The bell of the HMS Erebus, the recently re-discovered flagship of the doomed Franklin Expedition, has been brought to the surface, Parks Canada announced.
Footage released by the agency last week shows the bell lying on the upper deck of the ship near where it would have been hanging when the expedition set sail in 1845.
The deck itself is difficult to see in the footage since it's covered with marine life. But the bell, made of brass, was lying on top of it, completely exposed.
The bell contains the "broad arrow," which signifies that it was property of the British government, and the date 1845. That's when the ship was outfitted for the expedition. The bell is being scanned for evidence of other marks or writing.
“The bell of HMS Erebus provides a tangible and compelling connection to the Franklin ships and is an important part of naval and Canadian history," Leona Aglukkaq, minister of the environment, was quoted as saying in a Parks Canada press release. "The recovery of this important artifact is the crowning achievement for an incredibly successful 2014 search campaign that has captivated Canadians and the entire world.”

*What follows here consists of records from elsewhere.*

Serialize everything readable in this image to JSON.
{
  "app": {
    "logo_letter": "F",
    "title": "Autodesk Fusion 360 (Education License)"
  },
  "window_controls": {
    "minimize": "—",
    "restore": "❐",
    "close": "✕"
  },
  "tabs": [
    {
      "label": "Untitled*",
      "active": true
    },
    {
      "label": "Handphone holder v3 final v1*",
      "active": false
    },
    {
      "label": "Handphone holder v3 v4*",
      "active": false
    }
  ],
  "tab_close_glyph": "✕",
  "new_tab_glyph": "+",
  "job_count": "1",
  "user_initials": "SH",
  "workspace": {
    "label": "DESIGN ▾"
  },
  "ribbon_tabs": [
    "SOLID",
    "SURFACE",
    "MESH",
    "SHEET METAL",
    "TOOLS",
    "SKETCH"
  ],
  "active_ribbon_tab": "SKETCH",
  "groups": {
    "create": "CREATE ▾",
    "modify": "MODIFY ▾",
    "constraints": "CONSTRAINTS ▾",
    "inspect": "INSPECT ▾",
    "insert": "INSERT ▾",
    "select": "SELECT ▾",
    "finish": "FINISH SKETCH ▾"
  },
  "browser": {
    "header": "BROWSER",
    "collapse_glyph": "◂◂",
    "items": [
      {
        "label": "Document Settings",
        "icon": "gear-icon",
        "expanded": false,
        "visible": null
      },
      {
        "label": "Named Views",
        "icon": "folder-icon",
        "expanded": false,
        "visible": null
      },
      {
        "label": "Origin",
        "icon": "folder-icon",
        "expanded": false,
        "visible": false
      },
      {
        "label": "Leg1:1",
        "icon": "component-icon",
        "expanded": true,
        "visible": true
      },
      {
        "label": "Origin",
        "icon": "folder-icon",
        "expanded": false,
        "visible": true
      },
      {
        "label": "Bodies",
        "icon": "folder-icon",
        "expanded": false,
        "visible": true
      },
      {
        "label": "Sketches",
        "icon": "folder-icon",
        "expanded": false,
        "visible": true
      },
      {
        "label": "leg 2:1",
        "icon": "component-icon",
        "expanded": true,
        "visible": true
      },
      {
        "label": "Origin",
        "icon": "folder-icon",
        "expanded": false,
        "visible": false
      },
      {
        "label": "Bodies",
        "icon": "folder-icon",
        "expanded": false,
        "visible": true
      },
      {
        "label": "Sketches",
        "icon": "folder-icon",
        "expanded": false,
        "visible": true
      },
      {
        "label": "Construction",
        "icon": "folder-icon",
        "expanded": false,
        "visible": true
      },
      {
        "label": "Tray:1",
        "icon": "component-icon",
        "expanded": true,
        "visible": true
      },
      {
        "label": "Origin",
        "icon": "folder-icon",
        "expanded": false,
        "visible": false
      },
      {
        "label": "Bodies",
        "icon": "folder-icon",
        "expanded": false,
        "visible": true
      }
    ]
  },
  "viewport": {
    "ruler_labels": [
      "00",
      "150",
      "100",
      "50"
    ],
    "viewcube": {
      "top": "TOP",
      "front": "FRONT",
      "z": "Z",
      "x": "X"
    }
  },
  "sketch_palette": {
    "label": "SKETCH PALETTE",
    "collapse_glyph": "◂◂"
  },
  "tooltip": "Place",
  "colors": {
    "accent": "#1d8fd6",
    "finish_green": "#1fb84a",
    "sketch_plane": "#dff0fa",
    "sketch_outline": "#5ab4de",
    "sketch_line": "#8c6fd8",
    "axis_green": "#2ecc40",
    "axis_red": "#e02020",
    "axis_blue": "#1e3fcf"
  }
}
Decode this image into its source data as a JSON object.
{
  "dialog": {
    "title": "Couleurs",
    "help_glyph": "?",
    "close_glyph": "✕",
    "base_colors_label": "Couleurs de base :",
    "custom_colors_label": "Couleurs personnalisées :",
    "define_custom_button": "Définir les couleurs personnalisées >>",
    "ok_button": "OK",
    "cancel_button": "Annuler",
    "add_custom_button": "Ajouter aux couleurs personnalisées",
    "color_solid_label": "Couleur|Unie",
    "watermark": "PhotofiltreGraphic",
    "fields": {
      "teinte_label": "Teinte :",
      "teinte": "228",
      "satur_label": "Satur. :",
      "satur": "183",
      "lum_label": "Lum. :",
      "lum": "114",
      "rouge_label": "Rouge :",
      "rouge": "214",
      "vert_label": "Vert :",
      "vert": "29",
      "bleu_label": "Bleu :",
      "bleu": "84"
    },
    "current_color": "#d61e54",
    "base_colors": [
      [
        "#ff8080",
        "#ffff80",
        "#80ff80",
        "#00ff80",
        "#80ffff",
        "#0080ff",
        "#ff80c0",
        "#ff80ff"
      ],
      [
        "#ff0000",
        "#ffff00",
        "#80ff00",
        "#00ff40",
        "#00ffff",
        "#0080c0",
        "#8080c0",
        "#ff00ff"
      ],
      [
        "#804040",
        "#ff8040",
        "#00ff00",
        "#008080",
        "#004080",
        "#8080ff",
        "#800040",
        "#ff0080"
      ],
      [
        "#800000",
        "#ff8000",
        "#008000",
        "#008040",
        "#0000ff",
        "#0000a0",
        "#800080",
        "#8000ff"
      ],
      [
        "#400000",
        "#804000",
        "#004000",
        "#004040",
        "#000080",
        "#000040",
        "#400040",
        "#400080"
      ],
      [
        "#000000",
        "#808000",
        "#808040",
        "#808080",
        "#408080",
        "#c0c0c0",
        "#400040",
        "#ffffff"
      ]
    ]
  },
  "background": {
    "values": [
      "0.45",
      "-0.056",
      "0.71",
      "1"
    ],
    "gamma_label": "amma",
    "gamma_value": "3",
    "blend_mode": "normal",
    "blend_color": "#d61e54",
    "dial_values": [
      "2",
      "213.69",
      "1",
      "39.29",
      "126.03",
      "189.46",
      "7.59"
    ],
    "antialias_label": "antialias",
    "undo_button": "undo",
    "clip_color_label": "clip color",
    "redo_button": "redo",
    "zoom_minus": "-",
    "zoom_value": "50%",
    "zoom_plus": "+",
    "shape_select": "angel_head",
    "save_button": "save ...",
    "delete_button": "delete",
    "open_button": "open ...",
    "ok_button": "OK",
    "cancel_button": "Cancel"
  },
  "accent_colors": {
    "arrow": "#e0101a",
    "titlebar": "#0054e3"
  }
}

Parks Canada said the bell is "a symbolic embodiment of the ship itself" and would be struck every half hour, day and night, to mark the passage of time and signal the changing of the crew's watches.
The Erebus and its sister ship, the HMS Terror, left Britain on May 19, 1845, in search of the Northwest Passage. They were last seen in August of that year entering Baffin Bay, but became locked in the ice. The crew abandoned the ships, and all 129 were killed before they could reach safety.
Although several expeditions attempted to find the location of the lost ships, all failed until September of this year when the Erebus was discovered near King William Island.
After Parks Canada posted the first underwater footage from the wreck, taken by a camera mounted to a remotely operated vehicle, underwater archaeologists made seven dives to the ship over two days. The bell was spotted on the very first dive. While divers were not intending to bring anything back from the wreck, that changed when they found the bell.
"The objective was not to recover artifacts, but in this case here, because of the iconic symbol that a bell has … it was decided that this object should be recovered," Marc-Andre Bernier, chief of Parks Canada's underwater archeology service, told the CBC.
The bell was brought to the surface on the final dive and is undergoing conservation treatment at the Parks Canada archaeological conservation laboratory in Ottawa. The agency estimates that it'll take 18 months to complete the work.